[Data about app and page elements]
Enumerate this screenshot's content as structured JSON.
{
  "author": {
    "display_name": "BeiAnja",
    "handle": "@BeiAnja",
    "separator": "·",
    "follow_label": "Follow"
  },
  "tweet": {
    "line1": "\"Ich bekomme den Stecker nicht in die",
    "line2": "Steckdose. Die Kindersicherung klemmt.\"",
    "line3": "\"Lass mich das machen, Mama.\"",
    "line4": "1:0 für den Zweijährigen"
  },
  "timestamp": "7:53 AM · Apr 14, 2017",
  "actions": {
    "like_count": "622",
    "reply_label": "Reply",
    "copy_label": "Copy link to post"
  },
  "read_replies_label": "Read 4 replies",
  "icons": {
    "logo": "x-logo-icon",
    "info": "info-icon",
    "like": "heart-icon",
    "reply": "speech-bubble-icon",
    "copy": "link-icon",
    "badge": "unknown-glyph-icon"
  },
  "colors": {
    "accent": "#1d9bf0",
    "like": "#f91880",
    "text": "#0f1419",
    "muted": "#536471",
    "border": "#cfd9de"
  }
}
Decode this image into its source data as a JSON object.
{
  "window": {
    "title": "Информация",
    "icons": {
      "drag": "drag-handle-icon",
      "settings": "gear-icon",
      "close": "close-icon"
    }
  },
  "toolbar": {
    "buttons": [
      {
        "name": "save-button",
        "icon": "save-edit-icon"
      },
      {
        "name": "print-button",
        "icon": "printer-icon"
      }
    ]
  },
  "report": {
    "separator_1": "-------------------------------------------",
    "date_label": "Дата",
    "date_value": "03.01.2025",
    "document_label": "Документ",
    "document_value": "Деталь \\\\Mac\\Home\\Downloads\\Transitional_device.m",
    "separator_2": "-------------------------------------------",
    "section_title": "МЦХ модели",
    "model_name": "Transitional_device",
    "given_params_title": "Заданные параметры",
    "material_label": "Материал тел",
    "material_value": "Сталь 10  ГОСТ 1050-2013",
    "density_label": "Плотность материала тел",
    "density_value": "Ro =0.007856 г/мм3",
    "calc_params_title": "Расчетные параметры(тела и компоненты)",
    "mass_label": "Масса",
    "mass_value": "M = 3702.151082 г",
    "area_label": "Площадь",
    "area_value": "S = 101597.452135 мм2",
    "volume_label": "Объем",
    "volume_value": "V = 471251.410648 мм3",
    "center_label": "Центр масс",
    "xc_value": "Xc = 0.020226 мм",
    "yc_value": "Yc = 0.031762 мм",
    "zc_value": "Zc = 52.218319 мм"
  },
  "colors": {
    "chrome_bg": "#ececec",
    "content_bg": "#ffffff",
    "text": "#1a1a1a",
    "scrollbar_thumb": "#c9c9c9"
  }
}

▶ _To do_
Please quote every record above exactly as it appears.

▶ _Response to this exercise_
Enumerate this screenshot's content as structured JSON.
{
  "author": {
    "display_name": "BeiAnja",
    "handle": "@BeiAnja",
    "separator": "·",
    "follow_label": "Follow"
  },
  "tweet": {
    "line1": "\"Ich bekomme den Stecker nicht in die",
    "line2": "Steckdose. Die Kindersicherung klemmt.\"",
    "line3": "\"Lass mich das machen, Mama.\"",
    "line4": "1:0 für den Zweijährigen"
  },
  "timestamp": "7:53 AM · Apr 14, 2017",
  "actions": {
    "like_count": "622",
    "reply_label": "Reply",
    "copy_label": "Copy link to post"
  },
  "read_replies_label": "Read 4 replies",
  "icons": {
    "logo": "x-logo-icon",
    "info": "info-icon",
    "like": "heart-icon",
    "reply": "speech-bubble-icon",
    "copy": "link-icon",
    "badge": "unknown-glyph-icon"
  },
  "colors": {
    "accent": "#1d9bf0",
    "like": "#f91880",
    "text": "#0f1419",
    "muted": "#536471",
    "border": "#cfd9de"
  }
}
Decode this image into its source data as a JSON object.
{
  "window": {
    "title": "Информация",
    "icons": {
      "drag": "drag-handle-icon",
      "settings": "gear-icon",
      "close": "close-icon"
    }
  },
  "toolbar": {
    "buttons": [
      {
        "name": "save-button",
        "icon": "save-edit-icon"
      },
      {
        "name": "print-button",
        "icon": "printer-icon"
      }
    ]
  },
  "report": {
    "separator_1": "-------------------------------------------",
    "date_label": "Дата",
    "date_value": "03.01.2025",
    "document_label": "Документ",
    "document_value": "Деталь \\\\Mac\\Home\\Downloads\\Transitional_device.m",
    "separator_2": "-------------------------------------------",
    "section_title": "МЦХ модели",
    "model_name": "Transitional_device",
    "given_params_title": "Заданные параметры",
    "material_label": "Материал тел",
    "material_value": "Сталь 10  ГОСТ 1050-2013",
    "density_label": "Плотность материала тел",
    "density_value": "Ro =0.007856 г/мм3",
    "calc_params_title": "Расчетные параметры(тела и компоненты)",
    "mass_label": "Масса",
    "mass_value": "M = 3702.151082 г",
    "area_label": "Площадь",
    "area_value": "S = 101597.452135 мм2",
    "volume_label": "Объем",
    "volume_value": "V = 471251.410648 мм3",
    "center_label": "Центр масс",
    "xc_value": "Xc = 0.020226 мм",
    "yc_value": "Yc = 0.031762 мм",
    "zc_value": "Zc = 52.218319 мм"
  },
  "colors": {
    "chrome_bg": "#ececec",
    "content_bg": "#ffffff",
    "text": "#1a1a1a",
    "scrollbar_thumb": "#c9c9c9"
  }
}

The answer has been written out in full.